What is being asked ▸
Your response should be every line of the data, written out exactly.

━━━

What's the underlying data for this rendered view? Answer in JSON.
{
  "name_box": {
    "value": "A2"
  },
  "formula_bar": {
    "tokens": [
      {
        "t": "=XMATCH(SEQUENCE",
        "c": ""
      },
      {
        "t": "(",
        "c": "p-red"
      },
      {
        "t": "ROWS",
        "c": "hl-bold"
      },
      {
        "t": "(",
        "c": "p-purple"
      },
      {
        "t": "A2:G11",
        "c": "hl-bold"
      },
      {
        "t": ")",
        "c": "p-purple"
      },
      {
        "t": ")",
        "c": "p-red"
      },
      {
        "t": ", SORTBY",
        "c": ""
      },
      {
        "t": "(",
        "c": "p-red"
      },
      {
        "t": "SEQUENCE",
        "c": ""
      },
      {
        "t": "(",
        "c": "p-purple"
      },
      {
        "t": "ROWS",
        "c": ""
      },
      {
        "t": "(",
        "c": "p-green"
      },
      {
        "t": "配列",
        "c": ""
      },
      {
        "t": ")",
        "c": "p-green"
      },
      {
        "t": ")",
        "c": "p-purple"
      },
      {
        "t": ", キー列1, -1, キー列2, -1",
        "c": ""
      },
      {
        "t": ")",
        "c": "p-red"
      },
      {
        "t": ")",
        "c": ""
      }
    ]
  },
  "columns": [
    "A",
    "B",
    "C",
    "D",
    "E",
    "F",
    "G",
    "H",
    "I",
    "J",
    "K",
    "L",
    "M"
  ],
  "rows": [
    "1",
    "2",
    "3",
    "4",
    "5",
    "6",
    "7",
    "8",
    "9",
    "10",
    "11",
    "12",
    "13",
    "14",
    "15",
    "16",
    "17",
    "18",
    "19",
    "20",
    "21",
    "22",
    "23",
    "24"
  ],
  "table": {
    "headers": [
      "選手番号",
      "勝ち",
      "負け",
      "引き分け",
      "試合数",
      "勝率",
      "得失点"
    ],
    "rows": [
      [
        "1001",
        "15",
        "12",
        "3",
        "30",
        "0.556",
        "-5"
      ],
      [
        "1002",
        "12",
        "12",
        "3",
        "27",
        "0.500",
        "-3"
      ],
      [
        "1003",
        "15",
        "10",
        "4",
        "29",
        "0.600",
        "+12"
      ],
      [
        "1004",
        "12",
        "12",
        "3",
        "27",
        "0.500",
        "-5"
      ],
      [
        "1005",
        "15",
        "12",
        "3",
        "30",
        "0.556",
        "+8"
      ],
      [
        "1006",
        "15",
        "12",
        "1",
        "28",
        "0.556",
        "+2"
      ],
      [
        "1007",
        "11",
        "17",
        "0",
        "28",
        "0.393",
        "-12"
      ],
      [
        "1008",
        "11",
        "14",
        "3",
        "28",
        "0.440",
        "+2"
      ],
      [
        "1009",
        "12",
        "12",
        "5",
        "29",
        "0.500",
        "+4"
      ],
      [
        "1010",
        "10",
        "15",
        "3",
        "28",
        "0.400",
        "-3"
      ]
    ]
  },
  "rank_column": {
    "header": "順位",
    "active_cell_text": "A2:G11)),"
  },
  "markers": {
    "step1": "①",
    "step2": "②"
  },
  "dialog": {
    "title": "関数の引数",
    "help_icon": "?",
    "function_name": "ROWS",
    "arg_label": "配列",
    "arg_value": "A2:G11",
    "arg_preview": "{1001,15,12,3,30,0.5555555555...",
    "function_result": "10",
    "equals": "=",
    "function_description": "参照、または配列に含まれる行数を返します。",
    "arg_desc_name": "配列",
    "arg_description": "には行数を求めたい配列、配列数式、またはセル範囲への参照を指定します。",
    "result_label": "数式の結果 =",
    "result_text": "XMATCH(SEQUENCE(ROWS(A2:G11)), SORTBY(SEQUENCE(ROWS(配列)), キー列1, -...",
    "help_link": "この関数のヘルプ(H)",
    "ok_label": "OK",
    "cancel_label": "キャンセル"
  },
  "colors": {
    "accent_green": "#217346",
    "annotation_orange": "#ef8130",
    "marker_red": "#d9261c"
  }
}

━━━

Output ▸
What's the underlying data for this rendered view? Answer in JSON.
{
  "name_box": {
    "value": "A2"
  },
  "formula_bar": {
    "tokens": [
      {
        "t": "=XMATCH(SEQUENCE",
        "c": ""
      },
      {
        "t": "(",
        "c": "p-red"
      },
      {
        "t": "ROWS",
        "c": "hl-bold"
      },
      {
        "t": "(",
        "c": "p-purple"
      },
      {
        "t": "A2:G11",
        "c": "hl-bold"
      },
      {
        "t": ")",
        "c": "p-purple"
      },
      {
        "t": ")",
        "c": "p-red"
      },
      {
        "t": ", SORTBY",
        "c": ""
      },
      {
        "t": "(",
        "c": "p-red"
      },
      {
        "t": "SEQUENCE",
        "c": ""
      },
      {
        "t": "(",
        "c": "p-purple"
      },
      {
        "t": "ROWS",
        "c": ""
      },
      {
        "t": "(",
        "c": "p-green"
      },
      {
        "t": "配列",
        "c": ""
      },
      {
        "t": ")",
        "c": "p-green"
      },
      {
        "t": ")",
        "c": "p-purple"
      },
      {
        "t": ", キー列1, -1, キー列2, -1",
        "c": ""
      },
      {
        "t": ")",
        "c": "p-red"
      },
      {
        "t": ")",
        "c": ""
      }
    ]
  },
  "columns": [
    "A",
    "B",
    "C",
    "D",
    "E",
    "F",
    "G",
    "H",
    "I",
    "J",
    "K",
    "L",
    "M"
  ],
  "rows": [
    "1",
    "2",
    "3",
    "4",
    "5",
    "6",
    "7",
    "8",
    "9",
    "10",
    "11",
    "12",
    "13",
    "14",
    "15",
    "16",
    "17",
    "18",
    "19",
    "20",
    "21",
    "22",
    "23",
    "24"
  ],
  "table": {
    "headers": [
      "選手番号",
      "勝ち",
      "負け",
      "引き分け",
      "試合数",
      "勝率",
      "得失点"
    ],
    "rows": [
      [
        "1001",
        "15",
        "12",
        "3",
        "30",
        "0.556",
        "-5"
      ],
      [
        "1002",
        "12",
        "12",
        "3",
        "27",
        "0.500",
        "-3"
      ],
      [
        "1003",
        "15",
        "10",
        "4",
        "29",
        "0.600",
        "+12"
      ],
      [
        "1004",
        "12",
        "12",
        "3",
        "27",
        "0.500",
        "-5"
      ],
      [
        "1005",
        "15",
        "12",
        "3",
        "30",
        "0.556",
        "+8"
      ],
      [
        "1006",
        "15",
        "12",
        "1",
        "28",
        "0.556",
        "+2"
      ],
      [
        "1007",
        "11",
        "17",
        "0",
        "28",
        "0.393",
        "-12"
      ],
      [
        "1008",
        "11",
        "14",
        "3",
        "28",
        "0.440",
        "+2"
      ],
      [
        "1009",
        "12",
        "12",
        "5",
        "29",
        "0.500",
        "+4"
      ],
      [
        "1010",
        "10",
        "15",
        "3",
        "28",
        "0.400",
        "-3"
      ]
    ]
  },
  "rank_column": {
    "header": "順位",
    "active_cell_text": "A2:G11)),"
  },
  "markers": {
    "step1": "①",
    "step2": "②"
  },
  "dialog": {
    "title": "関数の引数",
    "help_icon": "?",
    "function_name": "ROWS",
    "arg_label": "配列",
    "arg_value": "A2:G11",
    "arg_preview": "{1001,15,12,3,30,0.5555555555...",
    "function_result": "10",
    "equals": "=",
    "function_description": "参照、または配列に含まれる行数を返します。",
    "arg_desc_name": "配列",
    "arg_description": "には行数を求めたい配列、配列数式、またはセル範囲への参照を指定します。",
    "result_label": "数式の結果 =",
    "result_text": "XMATCH(SEQUENCE(ROWS(A2:G11)), SORTBY(SEQUENCE(ROWS(配列)), キー列1, -...",
    "help_link": "この関数のヘルプ(H)",
    "ok_label": "OK",
    "cancel_label": "キャンセル"
  },
  "colors": {
    "accent_green": "#217346",
    "annotation_orange": "#ef8130",
    "marker_red": "#d9261c"
  }
}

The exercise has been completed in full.